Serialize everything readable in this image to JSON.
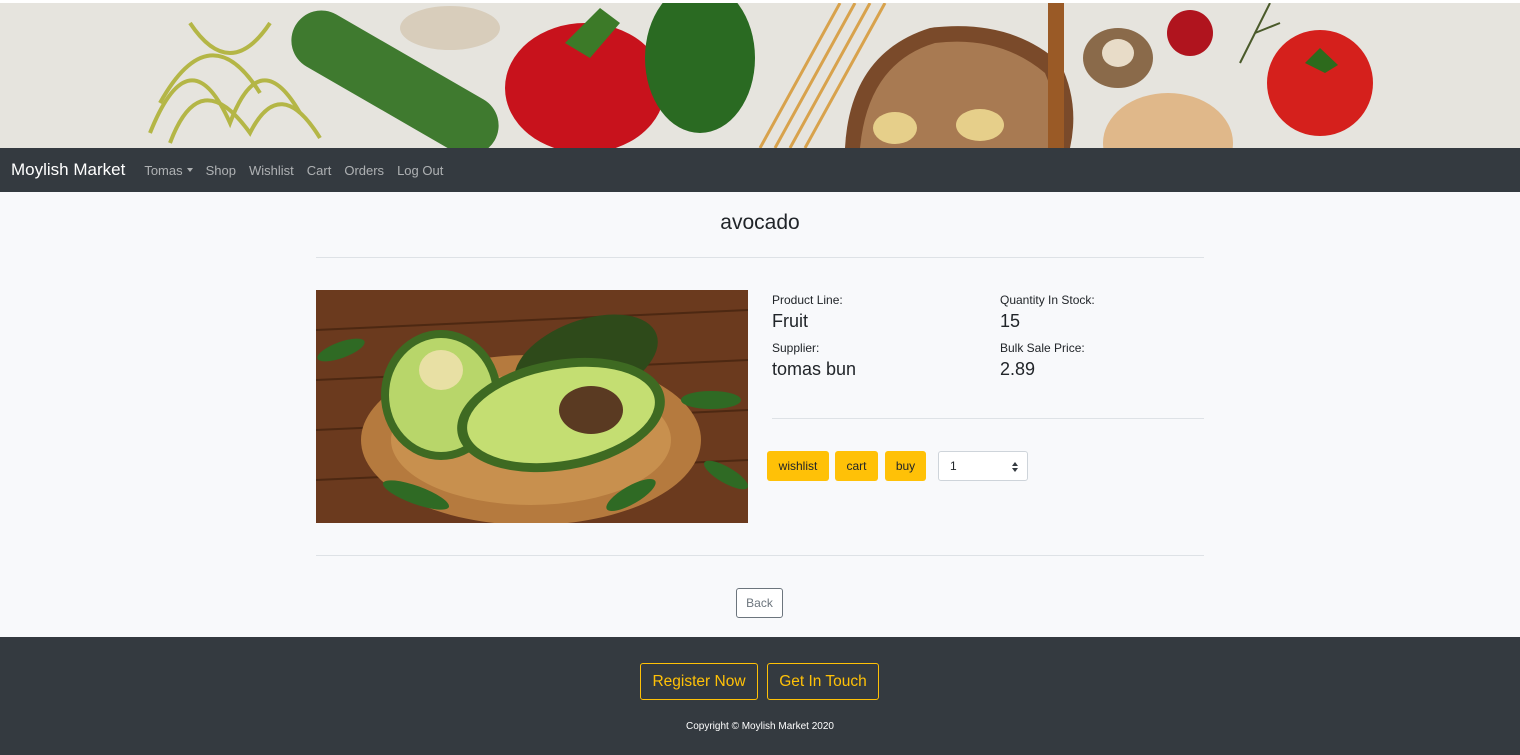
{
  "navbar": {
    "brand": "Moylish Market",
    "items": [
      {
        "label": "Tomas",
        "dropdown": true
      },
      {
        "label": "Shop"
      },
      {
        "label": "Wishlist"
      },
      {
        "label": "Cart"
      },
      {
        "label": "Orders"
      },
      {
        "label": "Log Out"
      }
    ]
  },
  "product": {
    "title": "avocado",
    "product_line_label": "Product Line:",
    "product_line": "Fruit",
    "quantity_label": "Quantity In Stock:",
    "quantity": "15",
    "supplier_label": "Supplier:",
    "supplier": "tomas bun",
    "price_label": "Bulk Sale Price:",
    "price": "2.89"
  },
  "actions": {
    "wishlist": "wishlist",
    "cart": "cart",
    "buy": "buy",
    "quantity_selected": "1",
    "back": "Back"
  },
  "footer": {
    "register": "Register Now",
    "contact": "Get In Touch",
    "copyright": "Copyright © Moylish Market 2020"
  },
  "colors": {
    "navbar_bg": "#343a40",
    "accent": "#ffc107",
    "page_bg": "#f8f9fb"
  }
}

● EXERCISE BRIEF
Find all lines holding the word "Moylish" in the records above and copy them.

● EXERCISE RESPONSE
    "brand": "Moylish Market",
    "copyright": "Copyright © Moylish Market 2020"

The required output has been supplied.